[[ The input, beginning ]]
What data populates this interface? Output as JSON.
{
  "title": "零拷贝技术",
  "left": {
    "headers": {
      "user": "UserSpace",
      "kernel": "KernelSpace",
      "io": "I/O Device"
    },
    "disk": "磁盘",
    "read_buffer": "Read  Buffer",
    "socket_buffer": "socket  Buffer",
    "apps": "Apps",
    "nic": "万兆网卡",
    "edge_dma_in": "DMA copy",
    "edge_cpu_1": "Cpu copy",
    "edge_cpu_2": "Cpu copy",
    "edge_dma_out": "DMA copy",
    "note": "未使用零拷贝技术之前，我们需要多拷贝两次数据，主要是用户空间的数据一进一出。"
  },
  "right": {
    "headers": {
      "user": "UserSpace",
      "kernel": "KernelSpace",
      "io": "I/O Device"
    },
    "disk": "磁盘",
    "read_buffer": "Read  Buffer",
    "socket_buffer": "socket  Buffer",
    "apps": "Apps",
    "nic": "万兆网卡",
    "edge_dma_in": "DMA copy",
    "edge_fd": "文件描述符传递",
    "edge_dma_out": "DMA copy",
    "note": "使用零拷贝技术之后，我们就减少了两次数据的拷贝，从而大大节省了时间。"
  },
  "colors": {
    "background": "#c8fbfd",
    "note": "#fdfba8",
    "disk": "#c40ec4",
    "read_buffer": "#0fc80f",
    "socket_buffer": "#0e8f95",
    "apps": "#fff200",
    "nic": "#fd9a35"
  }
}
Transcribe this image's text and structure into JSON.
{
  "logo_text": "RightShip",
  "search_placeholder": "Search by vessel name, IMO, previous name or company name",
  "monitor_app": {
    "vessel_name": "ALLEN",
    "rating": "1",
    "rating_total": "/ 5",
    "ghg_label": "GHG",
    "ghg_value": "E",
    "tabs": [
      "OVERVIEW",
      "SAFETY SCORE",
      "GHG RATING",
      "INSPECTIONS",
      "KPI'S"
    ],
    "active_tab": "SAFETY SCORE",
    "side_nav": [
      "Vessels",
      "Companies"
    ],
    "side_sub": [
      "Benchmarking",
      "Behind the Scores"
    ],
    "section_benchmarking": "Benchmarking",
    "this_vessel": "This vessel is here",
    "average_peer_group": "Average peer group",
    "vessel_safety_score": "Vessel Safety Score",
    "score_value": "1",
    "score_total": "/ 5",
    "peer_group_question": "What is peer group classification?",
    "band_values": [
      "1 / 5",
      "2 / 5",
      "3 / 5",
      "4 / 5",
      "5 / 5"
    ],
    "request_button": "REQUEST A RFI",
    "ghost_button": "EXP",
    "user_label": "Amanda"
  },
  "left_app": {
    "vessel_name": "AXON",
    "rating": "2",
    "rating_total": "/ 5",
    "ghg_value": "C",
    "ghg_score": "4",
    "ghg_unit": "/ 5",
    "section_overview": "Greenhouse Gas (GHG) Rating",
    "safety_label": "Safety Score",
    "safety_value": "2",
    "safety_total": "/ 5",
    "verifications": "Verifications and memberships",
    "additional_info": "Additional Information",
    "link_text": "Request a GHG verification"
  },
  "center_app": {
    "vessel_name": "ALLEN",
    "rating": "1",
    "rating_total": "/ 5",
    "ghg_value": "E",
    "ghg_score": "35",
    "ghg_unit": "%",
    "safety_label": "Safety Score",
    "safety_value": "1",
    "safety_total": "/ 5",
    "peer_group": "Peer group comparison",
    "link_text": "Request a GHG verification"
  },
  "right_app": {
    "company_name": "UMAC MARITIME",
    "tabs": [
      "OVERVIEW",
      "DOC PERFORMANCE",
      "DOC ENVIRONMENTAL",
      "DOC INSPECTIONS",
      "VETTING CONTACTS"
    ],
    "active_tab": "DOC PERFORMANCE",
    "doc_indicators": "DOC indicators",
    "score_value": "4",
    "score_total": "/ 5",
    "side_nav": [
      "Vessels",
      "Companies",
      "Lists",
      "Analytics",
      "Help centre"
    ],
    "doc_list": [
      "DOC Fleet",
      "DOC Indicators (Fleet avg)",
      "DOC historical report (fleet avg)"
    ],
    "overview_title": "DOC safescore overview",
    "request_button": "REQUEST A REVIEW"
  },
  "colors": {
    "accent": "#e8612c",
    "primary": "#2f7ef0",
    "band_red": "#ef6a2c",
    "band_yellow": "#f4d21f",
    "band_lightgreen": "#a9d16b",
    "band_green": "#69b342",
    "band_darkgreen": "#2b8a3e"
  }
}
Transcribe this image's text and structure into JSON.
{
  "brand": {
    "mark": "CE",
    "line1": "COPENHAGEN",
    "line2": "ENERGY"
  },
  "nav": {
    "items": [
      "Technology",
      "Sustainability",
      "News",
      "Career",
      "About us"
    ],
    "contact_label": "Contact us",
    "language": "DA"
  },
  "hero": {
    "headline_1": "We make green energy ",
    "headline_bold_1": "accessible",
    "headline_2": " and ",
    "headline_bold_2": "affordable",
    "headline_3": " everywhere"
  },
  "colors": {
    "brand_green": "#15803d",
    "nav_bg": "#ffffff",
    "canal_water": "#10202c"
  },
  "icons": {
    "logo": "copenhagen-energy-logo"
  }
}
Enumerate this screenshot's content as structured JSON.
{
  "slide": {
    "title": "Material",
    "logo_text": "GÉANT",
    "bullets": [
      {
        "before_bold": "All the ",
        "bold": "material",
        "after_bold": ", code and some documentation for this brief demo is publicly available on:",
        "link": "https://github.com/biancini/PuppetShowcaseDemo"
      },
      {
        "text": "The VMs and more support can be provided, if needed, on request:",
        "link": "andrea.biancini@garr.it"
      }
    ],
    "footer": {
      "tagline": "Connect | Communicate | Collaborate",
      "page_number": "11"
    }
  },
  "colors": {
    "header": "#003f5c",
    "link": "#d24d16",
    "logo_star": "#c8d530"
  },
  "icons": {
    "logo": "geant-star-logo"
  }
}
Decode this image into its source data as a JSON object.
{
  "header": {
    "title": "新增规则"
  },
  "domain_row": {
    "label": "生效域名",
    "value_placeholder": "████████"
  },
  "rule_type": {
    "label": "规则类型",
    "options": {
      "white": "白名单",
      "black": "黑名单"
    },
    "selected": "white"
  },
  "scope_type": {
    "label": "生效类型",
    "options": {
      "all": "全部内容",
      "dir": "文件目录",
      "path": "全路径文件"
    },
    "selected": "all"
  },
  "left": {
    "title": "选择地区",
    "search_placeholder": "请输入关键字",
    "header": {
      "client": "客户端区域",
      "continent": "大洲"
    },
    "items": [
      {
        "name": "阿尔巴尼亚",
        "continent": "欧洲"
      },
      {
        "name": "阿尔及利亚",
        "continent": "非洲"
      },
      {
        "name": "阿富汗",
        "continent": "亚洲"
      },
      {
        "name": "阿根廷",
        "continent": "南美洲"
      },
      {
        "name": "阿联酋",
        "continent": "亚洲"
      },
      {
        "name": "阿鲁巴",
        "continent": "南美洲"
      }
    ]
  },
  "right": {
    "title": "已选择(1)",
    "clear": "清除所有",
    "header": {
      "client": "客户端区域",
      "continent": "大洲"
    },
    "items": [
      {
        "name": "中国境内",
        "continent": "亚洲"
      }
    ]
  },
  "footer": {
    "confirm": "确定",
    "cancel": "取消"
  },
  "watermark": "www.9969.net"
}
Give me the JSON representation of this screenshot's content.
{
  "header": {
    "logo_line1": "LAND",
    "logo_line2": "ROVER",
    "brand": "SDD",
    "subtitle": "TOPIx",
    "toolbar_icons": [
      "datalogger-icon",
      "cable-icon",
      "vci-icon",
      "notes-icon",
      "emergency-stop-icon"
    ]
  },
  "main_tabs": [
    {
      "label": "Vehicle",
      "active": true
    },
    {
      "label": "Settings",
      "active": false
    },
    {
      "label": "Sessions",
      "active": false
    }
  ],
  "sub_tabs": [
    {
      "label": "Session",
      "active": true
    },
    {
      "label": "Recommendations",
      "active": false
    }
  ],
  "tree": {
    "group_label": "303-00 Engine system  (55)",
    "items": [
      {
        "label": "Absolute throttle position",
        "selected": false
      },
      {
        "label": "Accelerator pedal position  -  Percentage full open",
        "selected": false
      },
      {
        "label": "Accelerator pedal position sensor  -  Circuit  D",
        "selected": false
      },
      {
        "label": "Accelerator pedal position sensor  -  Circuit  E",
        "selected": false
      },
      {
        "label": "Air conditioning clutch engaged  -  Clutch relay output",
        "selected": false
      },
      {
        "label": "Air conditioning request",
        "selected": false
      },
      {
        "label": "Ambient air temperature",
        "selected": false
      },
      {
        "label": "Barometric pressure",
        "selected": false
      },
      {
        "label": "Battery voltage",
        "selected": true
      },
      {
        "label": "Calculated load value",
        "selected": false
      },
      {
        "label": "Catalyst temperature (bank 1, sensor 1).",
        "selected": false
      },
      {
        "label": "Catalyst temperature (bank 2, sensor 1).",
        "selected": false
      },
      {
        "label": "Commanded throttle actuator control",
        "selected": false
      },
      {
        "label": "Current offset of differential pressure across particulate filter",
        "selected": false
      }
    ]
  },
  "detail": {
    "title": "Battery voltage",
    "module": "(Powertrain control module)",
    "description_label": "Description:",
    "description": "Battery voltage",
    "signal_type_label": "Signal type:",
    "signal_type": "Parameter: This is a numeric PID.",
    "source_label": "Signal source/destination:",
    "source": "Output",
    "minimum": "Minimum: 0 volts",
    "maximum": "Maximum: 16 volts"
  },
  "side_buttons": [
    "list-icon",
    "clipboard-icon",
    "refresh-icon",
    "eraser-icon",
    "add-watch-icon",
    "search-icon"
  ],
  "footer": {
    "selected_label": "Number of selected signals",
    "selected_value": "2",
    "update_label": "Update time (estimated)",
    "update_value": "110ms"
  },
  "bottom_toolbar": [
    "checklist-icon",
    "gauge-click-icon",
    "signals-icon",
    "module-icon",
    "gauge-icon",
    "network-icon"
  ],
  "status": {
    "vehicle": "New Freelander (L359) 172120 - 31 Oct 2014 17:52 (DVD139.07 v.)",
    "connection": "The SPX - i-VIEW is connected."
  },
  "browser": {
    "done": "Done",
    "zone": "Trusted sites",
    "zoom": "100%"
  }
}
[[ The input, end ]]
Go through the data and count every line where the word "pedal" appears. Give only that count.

3